Take advantage of the abundance of pumpkins this fall to create a fabulous living arrangement of colorful succulents. With a little moss and glue, this project will come together in minutes. Your succulent pumpkin centerpiece will look just as gorgeous sitting on a porch as it will on a dining room table, but if you use it outdoors, be sure to bring it inside whenever temperatures dip below freezing. Some succulents can tolerate colder temperatures, but this fresh fall centerpiece will do better inside when the weather turns chilly. Here’s how to make this simple project and how to care for it so it lasts all season (and even longer).

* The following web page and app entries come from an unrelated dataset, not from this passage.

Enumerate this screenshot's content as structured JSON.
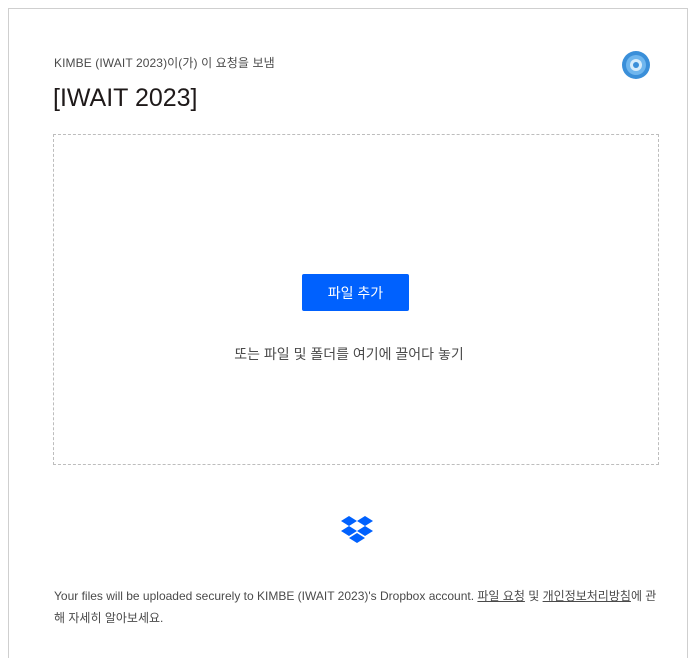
{
  "request": {
    "sender_line": "KIMBE (IWAIT 2023)이(가) 이 요청을 보냄",
    "title": "[IWAIT 2023]"
  },
  "dropzone": {
    "add_button_label": "파일 추가",
    "hint": "또는 파일 및 폴더를 여기에 끌어다 놓기"
  },
  "footer": {
    "text_prefix": "Your files will be uploaded securely to KIMBE (IWAIT 2023)'s Dropbox account. ",
    "link_file_requests": "파일 요청",
    "text_and": " 및 ",
    "link_privacy": "개인정보처리방침",
    "text_suffix": "에 관해 자세히 알아보세요."
  },
  "icons": {
    "avatar": "avatar-icon",
    "logo": "dropbox-logo-icon"
  },
  "colors": {
    "accent": "#0061fe",
    "avatar": "#3a8fd9",
    "text": "#4a4a4a"
  }
}
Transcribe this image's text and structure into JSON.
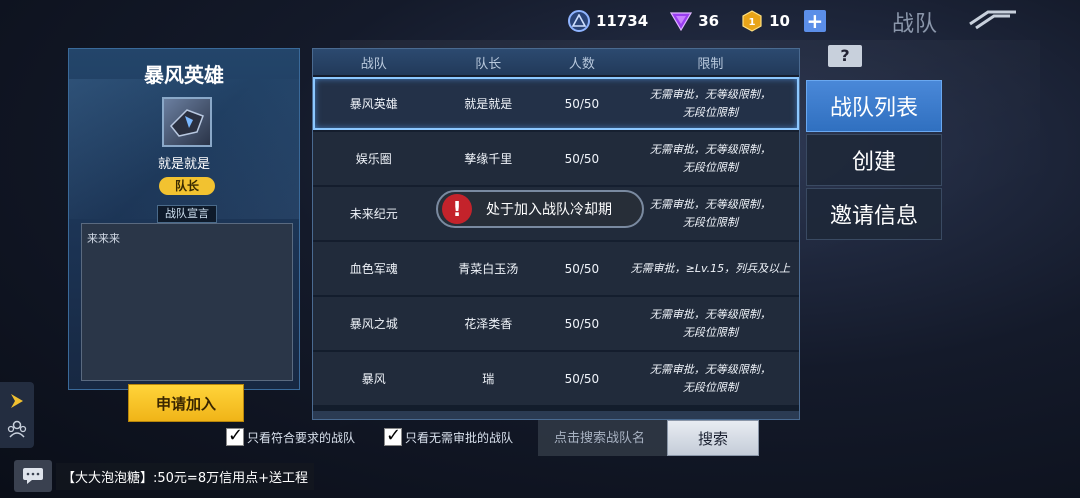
{
  "topbar": {
    "currencies": [
      {
        "icon": "star-coin-icon",
        "value": "11734",
        "color": "#8fb4ff"
      },
      {
        "icon": "purple-gem-icon",
        "value": "36",
        "color": "#b04dff"
      },
      {
        "icon": "gold-token-icon",
        "value": "10",
        "color": "#f0b020"
      }
    ],
    "add_label": "+",
    "title": "战队"
  },
  "team_info": {
    "name": "暴风英雄",
    "leader": "就是就是",
    "leader_badge": "队长",
    "declaration_tab": "战队宣言",
    "declaration_text": "来来来",
    "apply_button": "申请加入"
  },
  "table": {
    "headers": [
      "战队",
      "队长",
      "人数",
      "限制"
    ],
    "rows": [
      {
        "team": "暴风英雄",
        "leader": "就是就是",
        "members": "50/50",
        "limit_line1": "无需审批，无等级限制，",
        "limit_line2": "无段位限制",
        "selected": true
      },
      {
        "team": "娱乐圈",
        "leader": "孳缘千里",
        "members": "50/50",
        "limit_line1": "无需审批，无等级限制，",
        "limit_line2": "无段位限制",
        "selected": false
      },
      {
        "team": "未来纪元",
        "leader": "",
        "members": "",
        "limit_line1": "无需审批，无等级限制，",
        "limit_line2": "无段位限制",
        "selected": false
      },
      {
        "team": "血色军魂",
        "leader": "青菜白玉汤",
        "members": "50/50",
        "limit_line1": "无需审批，≥Lv.15，列兵及以上",
        "limit_line2": "",
        "selected": false
      },
      {
        "team": "暴风之城",
        "leader": "花泽类香",
        "members": "50/50",
        "limit_line1": "无需审批，无等级限制，",
        "limit_line2": "无段位限制",
        "selected": false
      },
      {
        "team": "暴风",
        "leader": "瑞",
        "members": "50/50",
        "limit_line1": "无需审批，无等级限制，",
        "limit_line2": "无段位限制",
        "selected": false
      }
    ]
  },
  "toast": {
    "icon": "!",
    "text": "处于加入战队冷却期"
  },
  "menu": {
    "help": "?",
    "items": [
      "战队列表",
      "创建",
      "邀请信息"
    ],
    "active_index": 0
  },
  "filters": {
    "qualified_only": "只看符合要求的战队",
    "no_approval_only": "只看无需审批的战队",
    "search_placeholder": "点击搜索战队名",
    "search_button": "搜索"
  },
  "chat": {
    "message": "【大大泡泡糖】:50元=8万信用点+送工程"
  }
}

What You’ll Need
- Pumpkin (a pumpkin that’s flatter on top works best)
- Spray adhesive
- Sphagnum moss
- Clear gel crafts glue or hot-glue gun and glue sticks
- Variety of small succulents, especially orange, yellow, or red types
Step 1: Coat with Adhesive
Start by applying a spray adhesive to the top of your pumpkin. To help the moss stick, choose a pumpkin with a flat top; Cinderella pumpkins have a great shape for this project.
Step 2: Add Sphagnum Moss
Before the spray adhesive dries (you want it tacky), press dry moss onto the top of the pumpkin, creating a layer ½ to 1 inch thick.
Step 3: Attach Succulents
Working from the center outward, group the three tallest succulents slightly to one side of center. Use a clear crafts gel type of glue or a hot glue gun to adhere succulent cuttings to the moss. Keep adding more succulents around this first group, packing them tightly together. If you’re not sure what kinds of succulents to use, start with hens-and-chicks and sedums, both of which come in varieties that stay small and offer interesting colors and textures.
Step 4: Finish Arrangement
Aim for a mounded succulent pumpkin centerpiece arrangement, with taller succulents closer to the center of the pumpkin, and shorter ones angled outward. Burro’s tail succulents would make a great choice for the outer edges because their trailing tendrils look best draped over the edge of a pot (or in this case, a pumpkin).
Maintenance & Care
For a long-lasting centerpiece, protect your succulent-topped pumpkin from harsh sun, excessive heat, freezing temperatures and rain. Good air circulation is also essential. You can prevent the pumpkin from rotting prematurely by placing it on top of a ¼-inch-thick piece of cardboard (this will help prevent moisture from collecting, and it works for carved jack-o’-lanterns, too!). Spritz the plants once a week to moisten the moss and hydrate any new little roots that might have formed. Avoid letting water pool around the pumpkin’s stem.
Treat the centerpiece just like any houseplant. Give it bright, indirect light by setting it near a window indoors or on a sheltered deck or balcony. Keep it away from heaters and vents that can cause major temperature shifts. To transition the succulents to a more permanent home once the pumpkin is past its prime, slice the very top off the pumpkin and nestle the arrangement atop potting soil in a container. The pumpkin flesh will eventually rot away, and the succulents will root into the soil.
Information courtesy of BHG.com